Vladka (Fagele) Peltel Meed
Born: 1921, Warsaw, Poland
Describes reactions after the Warsaw ghetto uprising [Interview: 1991]
I felt that really everything is finished. That it's the end. I didn't think about myself, that I will live or life will go on or I will meet people or...It's the end. I...sometimes I was mad at myself that I remained, that why am I not there? I should have been there. This was the place to be together with them. I was constantly with them. I was living only for them, and it was for me like the end of everything. Of course, it was very painful when I was going as a Polish girl and listening to the surrounding...how they talk about the people being there, that they...good that they have such an end. Good that at least the Germans took care of them this way. Not all of the Poles were like this, but you heard this. Around the, the ghetto walls, instead of being part [of] what was going on there and after all they were neighbors for so many years. I didn't feel...not only not solidarity but not pain, not compassion, of people whom they knew for so many years and who lived door by door and seeing that everything is going into flames, is going into smoke. So it was pain. It was a lot of pain.

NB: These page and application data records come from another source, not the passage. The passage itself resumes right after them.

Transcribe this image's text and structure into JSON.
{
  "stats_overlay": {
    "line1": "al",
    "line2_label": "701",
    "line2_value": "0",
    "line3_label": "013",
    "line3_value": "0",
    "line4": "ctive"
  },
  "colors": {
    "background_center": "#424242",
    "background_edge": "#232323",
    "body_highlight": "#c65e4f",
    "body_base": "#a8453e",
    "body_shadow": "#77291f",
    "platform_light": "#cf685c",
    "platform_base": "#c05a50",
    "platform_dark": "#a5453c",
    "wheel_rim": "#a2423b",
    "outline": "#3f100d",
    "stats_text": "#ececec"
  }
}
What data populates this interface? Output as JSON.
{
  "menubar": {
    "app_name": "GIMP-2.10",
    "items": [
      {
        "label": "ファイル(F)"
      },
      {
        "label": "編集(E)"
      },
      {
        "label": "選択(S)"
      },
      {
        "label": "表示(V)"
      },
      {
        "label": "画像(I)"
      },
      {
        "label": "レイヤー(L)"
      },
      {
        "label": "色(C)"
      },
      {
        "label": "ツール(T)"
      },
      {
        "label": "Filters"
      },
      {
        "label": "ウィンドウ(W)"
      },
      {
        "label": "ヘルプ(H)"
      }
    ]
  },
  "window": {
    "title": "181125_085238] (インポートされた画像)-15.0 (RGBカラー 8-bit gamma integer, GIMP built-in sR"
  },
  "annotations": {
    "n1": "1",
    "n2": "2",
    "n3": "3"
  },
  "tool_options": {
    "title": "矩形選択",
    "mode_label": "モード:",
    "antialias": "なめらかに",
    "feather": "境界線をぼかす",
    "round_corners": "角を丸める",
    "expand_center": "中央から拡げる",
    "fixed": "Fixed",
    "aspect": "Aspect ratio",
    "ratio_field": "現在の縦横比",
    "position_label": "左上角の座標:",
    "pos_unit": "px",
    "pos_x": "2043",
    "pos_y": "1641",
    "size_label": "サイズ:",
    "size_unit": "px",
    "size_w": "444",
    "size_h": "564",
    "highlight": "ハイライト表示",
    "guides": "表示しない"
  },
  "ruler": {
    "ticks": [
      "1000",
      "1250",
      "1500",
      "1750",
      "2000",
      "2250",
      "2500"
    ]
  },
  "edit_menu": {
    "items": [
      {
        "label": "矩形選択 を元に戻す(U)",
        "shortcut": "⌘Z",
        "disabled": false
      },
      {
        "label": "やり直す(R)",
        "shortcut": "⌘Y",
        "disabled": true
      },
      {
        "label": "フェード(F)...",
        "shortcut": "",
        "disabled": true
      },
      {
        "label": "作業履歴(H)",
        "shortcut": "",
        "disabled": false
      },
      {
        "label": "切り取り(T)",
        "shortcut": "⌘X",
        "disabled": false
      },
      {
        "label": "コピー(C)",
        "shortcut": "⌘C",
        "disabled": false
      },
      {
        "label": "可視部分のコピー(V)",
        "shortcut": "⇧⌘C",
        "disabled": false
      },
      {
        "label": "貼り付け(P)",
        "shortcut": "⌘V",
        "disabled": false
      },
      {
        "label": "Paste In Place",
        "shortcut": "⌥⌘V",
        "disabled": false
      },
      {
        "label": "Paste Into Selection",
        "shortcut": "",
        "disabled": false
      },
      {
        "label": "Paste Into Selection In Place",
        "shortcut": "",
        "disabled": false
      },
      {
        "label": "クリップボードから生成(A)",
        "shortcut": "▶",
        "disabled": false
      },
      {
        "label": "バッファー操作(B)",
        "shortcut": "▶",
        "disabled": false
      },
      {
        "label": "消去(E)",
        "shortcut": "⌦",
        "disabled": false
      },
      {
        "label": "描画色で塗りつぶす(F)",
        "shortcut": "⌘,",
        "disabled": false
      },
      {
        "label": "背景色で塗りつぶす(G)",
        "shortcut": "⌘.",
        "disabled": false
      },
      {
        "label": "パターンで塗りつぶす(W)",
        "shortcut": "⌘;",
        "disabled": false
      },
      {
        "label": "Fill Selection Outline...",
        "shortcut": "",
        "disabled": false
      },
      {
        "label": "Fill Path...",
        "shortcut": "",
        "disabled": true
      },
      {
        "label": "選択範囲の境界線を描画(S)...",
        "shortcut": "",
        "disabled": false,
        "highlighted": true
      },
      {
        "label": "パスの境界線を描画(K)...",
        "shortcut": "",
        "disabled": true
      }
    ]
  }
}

Vladka belonged to the Zukunft youth movement of the Bund (the Jewish Socialist party). She was active in the Warsaw ghetto underground as a member of the Jewish Fighting Organization (ZOB). In December 1942, she was smuggled out to the Aryan, Polish side of Warsaw to try to obtain arms and to find hiding places for children and adults. She became an active courier for the Jewish underground and for Jews in camps, forests, and other ghettos.
US Holocaust Memorial Museum - Collections